But the market demand was coming from industry pundits, not people who were walking out of the Verizon or AT&T store saying “Nope, really want an iPhone but can’t afford it.” and the overseas market? Well, it appears that the iPhone 5c isn’t a hit in China either.
Then again, were the company to have priced the iPhone 5c at a really rock-bottom price (free with a contract or $99 without) then we’d see some interesting churn in the marketplace. It’d be a show stopper. Except for another problem that then crops up: It would undercut other Apple products (including the iPod Touch and previous generation iPhones). Can’t have that, so the “bargain” price is not a bargain at all.
The AT&T online store shows the problem:
If it’s $99 for the iPhone 5c base configuration and only $199 for the least expensive iPhone 5s, the latest and greatest, why not pay the extra $100 and get the shiny new unit instead? Now if it were $0 for the iPhone 5c and $199 for the 5s, well, that’d be a different story, wouldn’t it? And given this pricing, it’s no surprise that Apple also upped its future orders for the iPhone 5s by a whopping 75% to keep up with demand.
At its core, though, the failure of the iPhone 5c is about brand identity. People don’t want a cheap device with an expensive logo, they want the cachet that comes with owning a top-of-the-line Apple product.

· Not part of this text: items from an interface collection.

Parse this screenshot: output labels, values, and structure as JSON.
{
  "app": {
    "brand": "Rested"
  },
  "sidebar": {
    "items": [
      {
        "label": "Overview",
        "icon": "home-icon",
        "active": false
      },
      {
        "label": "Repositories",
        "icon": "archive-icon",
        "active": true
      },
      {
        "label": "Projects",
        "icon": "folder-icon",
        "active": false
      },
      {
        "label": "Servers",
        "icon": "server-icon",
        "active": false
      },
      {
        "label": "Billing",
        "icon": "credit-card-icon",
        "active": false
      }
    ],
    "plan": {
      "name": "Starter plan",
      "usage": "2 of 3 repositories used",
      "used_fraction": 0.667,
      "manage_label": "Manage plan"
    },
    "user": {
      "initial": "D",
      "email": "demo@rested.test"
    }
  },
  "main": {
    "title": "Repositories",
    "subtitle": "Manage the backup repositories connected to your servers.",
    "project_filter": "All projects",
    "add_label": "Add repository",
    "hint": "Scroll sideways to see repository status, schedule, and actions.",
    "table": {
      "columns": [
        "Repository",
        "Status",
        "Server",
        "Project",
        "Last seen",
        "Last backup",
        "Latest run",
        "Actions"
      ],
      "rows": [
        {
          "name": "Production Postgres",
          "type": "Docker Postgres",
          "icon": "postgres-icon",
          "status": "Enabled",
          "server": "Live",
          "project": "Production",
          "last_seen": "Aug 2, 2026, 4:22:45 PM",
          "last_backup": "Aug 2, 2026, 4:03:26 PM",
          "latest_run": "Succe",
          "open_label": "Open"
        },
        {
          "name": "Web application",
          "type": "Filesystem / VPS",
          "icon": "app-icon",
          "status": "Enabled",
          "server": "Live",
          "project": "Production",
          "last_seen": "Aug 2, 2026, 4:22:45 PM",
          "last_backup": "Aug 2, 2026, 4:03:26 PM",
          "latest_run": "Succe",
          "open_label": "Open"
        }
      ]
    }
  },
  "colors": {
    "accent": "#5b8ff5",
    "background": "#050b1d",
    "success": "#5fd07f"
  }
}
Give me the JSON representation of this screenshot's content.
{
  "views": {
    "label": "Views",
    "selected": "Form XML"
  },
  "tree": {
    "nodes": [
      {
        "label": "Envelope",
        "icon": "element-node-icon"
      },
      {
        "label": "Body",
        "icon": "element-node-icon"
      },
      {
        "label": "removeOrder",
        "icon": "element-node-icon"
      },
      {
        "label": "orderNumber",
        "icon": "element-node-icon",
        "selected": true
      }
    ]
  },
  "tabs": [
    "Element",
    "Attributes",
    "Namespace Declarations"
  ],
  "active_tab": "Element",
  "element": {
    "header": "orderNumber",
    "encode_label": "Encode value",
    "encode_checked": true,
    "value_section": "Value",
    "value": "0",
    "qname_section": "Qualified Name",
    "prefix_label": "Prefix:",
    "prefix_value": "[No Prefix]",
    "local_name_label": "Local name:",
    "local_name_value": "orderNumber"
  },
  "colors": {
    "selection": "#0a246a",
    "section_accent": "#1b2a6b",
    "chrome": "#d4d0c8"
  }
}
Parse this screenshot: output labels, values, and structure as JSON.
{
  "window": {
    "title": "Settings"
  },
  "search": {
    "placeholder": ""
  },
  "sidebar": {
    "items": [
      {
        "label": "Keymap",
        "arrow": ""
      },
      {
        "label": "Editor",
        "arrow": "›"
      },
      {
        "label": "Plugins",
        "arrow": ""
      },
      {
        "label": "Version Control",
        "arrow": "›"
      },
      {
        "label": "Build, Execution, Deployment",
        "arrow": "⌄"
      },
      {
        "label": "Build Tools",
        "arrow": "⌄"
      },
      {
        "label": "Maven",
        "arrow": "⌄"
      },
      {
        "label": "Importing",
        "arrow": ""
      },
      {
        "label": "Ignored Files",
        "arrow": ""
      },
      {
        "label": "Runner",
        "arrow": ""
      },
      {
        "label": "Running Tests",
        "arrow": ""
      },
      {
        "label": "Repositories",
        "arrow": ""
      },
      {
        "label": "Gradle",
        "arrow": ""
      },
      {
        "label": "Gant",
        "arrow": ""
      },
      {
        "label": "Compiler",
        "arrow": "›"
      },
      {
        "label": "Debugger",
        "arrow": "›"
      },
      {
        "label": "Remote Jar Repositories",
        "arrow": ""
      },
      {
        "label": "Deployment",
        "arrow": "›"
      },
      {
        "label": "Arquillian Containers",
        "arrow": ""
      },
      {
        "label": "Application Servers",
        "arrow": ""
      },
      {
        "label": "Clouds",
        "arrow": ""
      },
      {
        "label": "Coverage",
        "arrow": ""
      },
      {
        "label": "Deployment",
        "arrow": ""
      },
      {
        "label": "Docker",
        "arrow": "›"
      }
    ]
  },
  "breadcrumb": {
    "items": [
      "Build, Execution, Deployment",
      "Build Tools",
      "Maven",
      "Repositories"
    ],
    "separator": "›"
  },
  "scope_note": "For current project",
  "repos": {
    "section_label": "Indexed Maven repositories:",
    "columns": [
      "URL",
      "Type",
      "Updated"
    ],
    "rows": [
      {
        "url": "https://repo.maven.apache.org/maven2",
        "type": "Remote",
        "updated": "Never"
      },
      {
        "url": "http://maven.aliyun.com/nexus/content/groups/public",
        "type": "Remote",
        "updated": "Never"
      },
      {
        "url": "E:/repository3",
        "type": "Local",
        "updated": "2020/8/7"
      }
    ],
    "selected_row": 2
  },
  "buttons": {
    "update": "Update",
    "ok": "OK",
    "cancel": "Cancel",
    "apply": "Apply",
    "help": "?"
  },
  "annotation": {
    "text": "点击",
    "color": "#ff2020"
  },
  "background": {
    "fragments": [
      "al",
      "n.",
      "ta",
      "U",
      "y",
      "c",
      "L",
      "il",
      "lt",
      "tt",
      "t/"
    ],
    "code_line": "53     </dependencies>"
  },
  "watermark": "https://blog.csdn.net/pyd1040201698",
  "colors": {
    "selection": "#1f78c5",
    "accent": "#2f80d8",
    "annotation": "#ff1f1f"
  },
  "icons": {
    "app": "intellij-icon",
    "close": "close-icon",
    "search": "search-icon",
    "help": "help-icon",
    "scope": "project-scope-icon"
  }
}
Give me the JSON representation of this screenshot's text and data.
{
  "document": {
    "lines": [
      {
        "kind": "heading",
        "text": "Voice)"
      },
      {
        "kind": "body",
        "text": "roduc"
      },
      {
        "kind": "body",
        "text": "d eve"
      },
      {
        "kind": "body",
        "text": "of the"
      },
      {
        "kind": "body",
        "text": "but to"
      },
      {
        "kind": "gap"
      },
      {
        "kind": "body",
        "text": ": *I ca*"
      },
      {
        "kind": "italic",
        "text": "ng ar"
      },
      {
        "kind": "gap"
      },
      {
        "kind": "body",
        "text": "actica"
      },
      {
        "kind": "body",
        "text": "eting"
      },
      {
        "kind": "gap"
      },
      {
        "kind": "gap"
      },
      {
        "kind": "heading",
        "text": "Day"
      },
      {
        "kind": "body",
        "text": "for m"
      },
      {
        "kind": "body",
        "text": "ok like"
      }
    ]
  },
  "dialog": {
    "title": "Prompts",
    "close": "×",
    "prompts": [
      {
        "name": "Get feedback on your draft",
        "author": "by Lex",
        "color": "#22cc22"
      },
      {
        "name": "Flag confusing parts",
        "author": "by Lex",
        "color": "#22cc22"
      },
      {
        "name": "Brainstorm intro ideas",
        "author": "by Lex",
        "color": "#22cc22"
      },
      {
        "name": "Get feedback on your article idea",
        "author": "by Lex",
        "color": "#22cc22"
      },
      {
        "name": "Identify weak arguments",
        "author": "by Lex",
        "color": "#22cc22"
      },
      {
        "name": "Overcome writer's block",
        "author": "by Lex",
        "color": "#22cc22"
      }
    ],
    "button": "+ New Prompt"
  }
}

That’s why the company is so darn successful and why the iPhone 5c has ended up being a stumble for the usually savvy corporation.
People don’t want a cheap Apple, they want the real thing. However expensive it is.